The poet says, here is object A and object B. The connection between the two, dear reader, is up to you. But I am not writing poetry. I need to expand, I need to understand my own motivations. I need to talk about them in a way that makes other people give a shit.
What writing problems are you facing today?
Go somewhere and write. How hard can it be? Wake up every morning knowing that there is no distraction from the page with the exception of Otto the Cat and your co-residents. There are a host of social rules surrounding co-residents, but today I’m focusing on writing. Because I should be focusing on writing—Oh look, there’s a carpenter bee hitting my window for the 10th time this hour!
You have been given a gift of time. And with this gift, perhaps because you’re Jewish (or I’m Jewish anyway) or perhaps because you’re a writer, comes with a full complement of guilt. You really should be writing. Or patting Otto the Cat. There are no other options.
Earlier this week I compared being at a writing residency to being an athlete. You have to pamper your delicate little psyche so it can keep writing. If your brain needs fresh air, take a walk. If on the third day you feel grief and pain and stress, spend the afternoon in bed reading a delightfully schlocky fantasy novel set in a magical alternative Russia. You will be able to write on the fourth day.
Don’t drink too much. Don’t talk to people who put you off your writing groove, should you have one (and you really should). Don’t despair if on day seven you write 463 of the worst words you have ever written in your entire adult life.
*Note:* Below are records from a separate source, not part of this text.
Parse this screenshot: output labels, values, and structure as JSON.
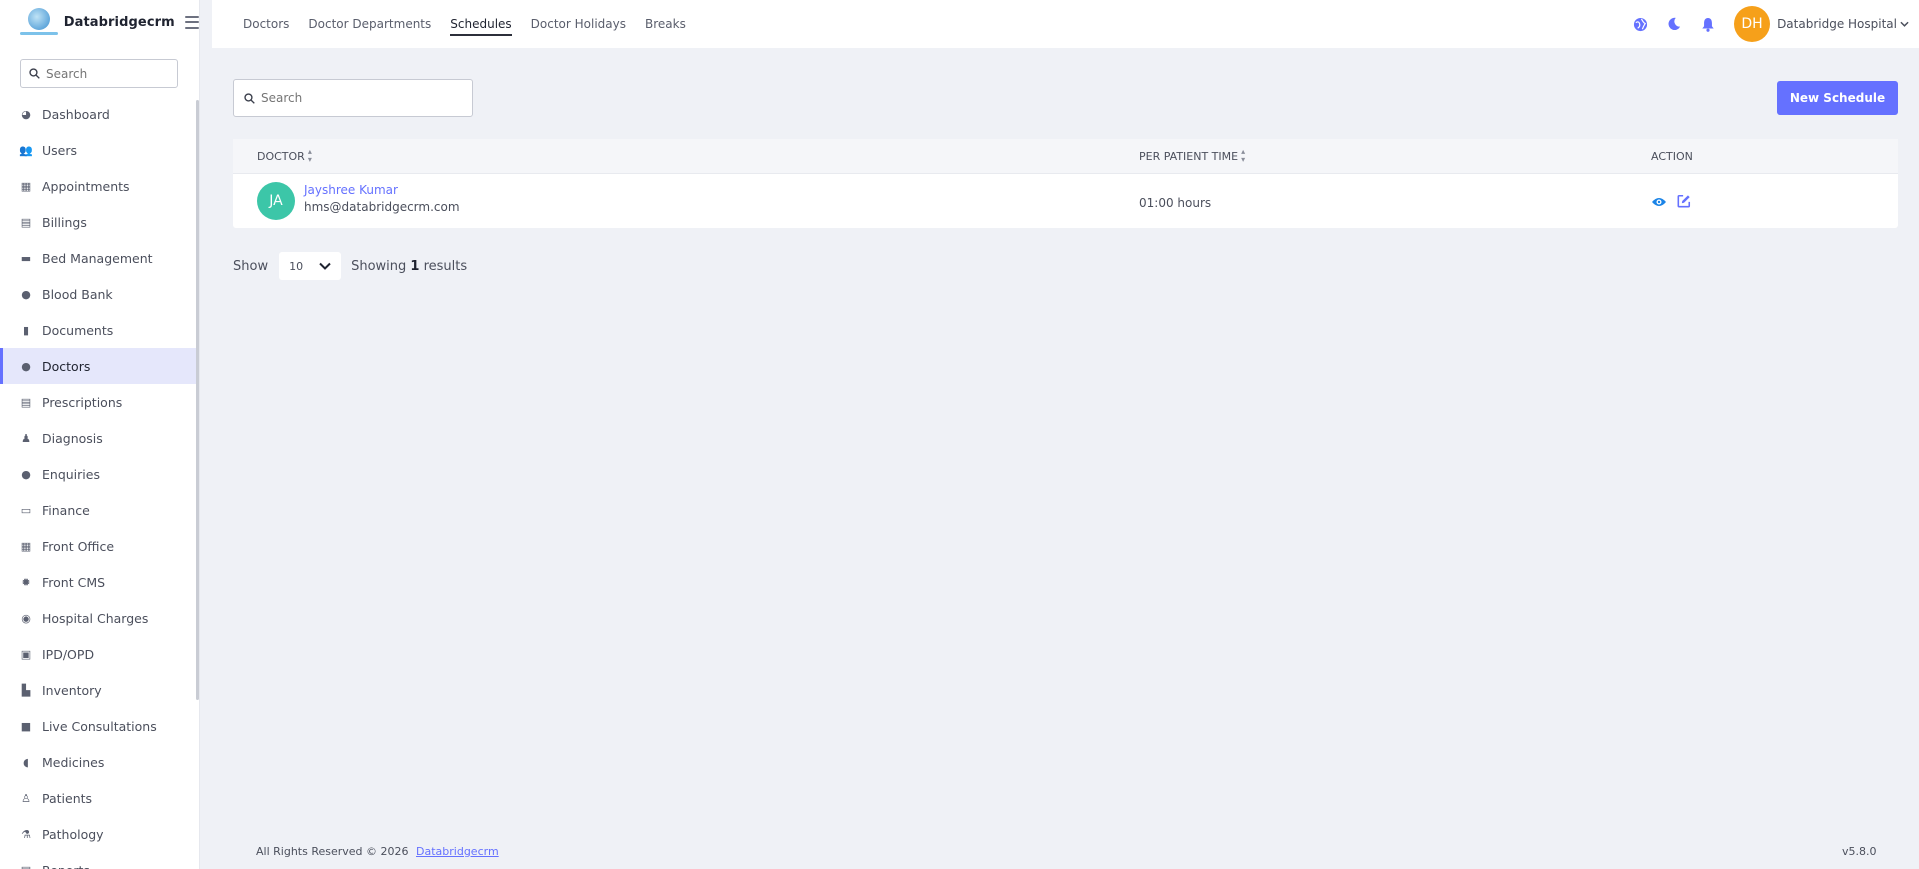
{
  "brand": {
    "name": "Databridgecrm"
  },
  "sidebar": {
    "search_placeholder": "Search",
    "items": [
      {
        "label": "Dashboard",
        "icon": "chart-pie-icon"
      },
      {
        "label": "Users",
        "icon": "users-icon"
      },
      {
        "label": "Appointments",
        "icon": "calendar-check-icon"
      },
      {
        "label": "Billings",
        "icon": "file-invoice-icon"
      },
      {
        "label": "Bed Management",
        "icon": "bed-icon"
      },
      {
        "label": "Blood Bank",
        "icon": "droplet-icon"
      },
      {
        "label": "Documents",
        "icon": "file-icon"
      },
      {
        "label": "Doctors",
        "icon": "user-doctor-icon"
      },
      {
        "label": "Prescriptions",
        "icon": "prescription-icon"
      },
      {
        "label": "Diagnosis",
        "icon": "diagnoses-icon"
      },
      {
        "label": "Enquiries",
        "icon": "question-circle-icon"
      },
      {
        "label": "Finance",
        "icon": "money-bill-icon"
      },
      {
        "label": "Front Office",
        "icon": "hospital-icon"
      },
      {
        "label": "Front CMS",
        "icon": "gear-icon"
      },
      {
        "label": "Hospital Charges",
        "icon": "coins-icon"
      },
      {
        "label": "IPD/OPD",
        "icon": "copy-icon"
      },
      {
        "label": "Inventory",
        "icon": "dolly-icon"
      },
      {
        "label": "Live Consultations",
        "icon": "video-icon"
      },
      {
        "label": "Medicines",
        "icon": "capsules-icon"
      },
      {
        "label": "Patients",
        "icon": "user-injured-icon"
      },
      {
        "label": "Pathology",
        "icon": "flask-icon"
      },
      {
        "label": "Reports",
        "icon": "file-lines-icon"
      }
    ],
    "active_index": 7
  },
  "topbar": {
    "tabs": [
      "Doctors",
      "Doctor Departments",
      "Schedules",
      "Doctor Holidays",
      "Breaks"
    ],
    "active_tab": "Schedules",
    "user": {
      "initials": "DH",
      "name": "Databridge Hospital"
    }
  },
  "main": {
    "search_placeholder": "Search",
    "new_button": "New Schedule",
    "columns": {
      "doctor": "DOCTOR",
      "time": "PER PATIENT TIME",
      "action": "ACTION"
    },
    "rows": [
      {
        "initials": "JA",
        "name": "Jayshree Kumar",
        "email": "hms@databridgecrm.com",
        "per_patient_time": "01:00 hours"
      }
    ],
    "pager": {
      "show_label": "Show",
      "page_size": "10",
      "showing_prefix": "Showing",
      "count": "1",
      "showing_suffix": "results"
    }
  },
  "footer": {
    "text": "All Rights Reserved © 2026",
    "link": "Databridgecrm",
    "version": "v5.8.0"
  },
  "colors": {
    "accent": "#6571ff",
    "avatar_user": "#f6a01a",
    "avatar_row": "#3cc6a8"
  }
}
They are inaccurate and ugly, but they are 463 more words on a difficult topic than you had yesterday. And on day eight you can attempt to make them slightly less hideous. You can do it. Stretch, walk, hydrate.
You really should be writing.
You know what I hate? Prescriptivists. Those are the people who grieve because the Internet is now lowercase. They decry the singular “they,” and probably put two spaces after their periods. (Which, spoiler alert, comes from the days of monospaced font and typewriters.) They sniff at people who begin sentences with “because.” Because that’s what their high school English teachers taught them.
Language changes, and it is my job as a copyeditor to keep up. It is the Chicago Manual of Style’s job to keep up as well. Just because I learned one rule doesn’t mean that it will never go away. We are not engineers after all. Style rules are not scientific laws. Language is dynamic and fuckity like the people who use it.
What do you hate today?
Back in my poet days, it was easy. I could look up facts about whales, anatomy, the violin, crown vetch, whatever obscure item I needed to make my image work. I didn’t have to be an authority on the topic.
If I were a historian, I would know how to breeze in and out of archives to get the information I needed. If I were a journalist, I would know how to call people and get them to talk (in a good way, not in a fake Russian accent mobster kind of way).
If I were an academic, I would have an institution behind me. Instead I have my wavering sense of self. “Hi. I’m a writer? Um. Could I visit your archives? Here’s ten things I’ve published and a sonnet just to prove to you that I’m not an international map thief. And that I’m smart and creative, and never mind.” If I wanted to talk to people for a living I would still be working in bookstores.
If the archives I wanted to visit weren’t in such an expensive place it would all be easier. If my local historical associations awarded gifts to creative writers, it would all be easier. If I weren’t such a fucking introvert, it would all be easier.
But on the other hand, I am not writing the definitive biography of my historical person. I am writing the story of some lives woven together. And my own introverted, curious, poetry-lovin’ self is the narrator. Surely I can pull that off.
How do you do research for what you write? Or create?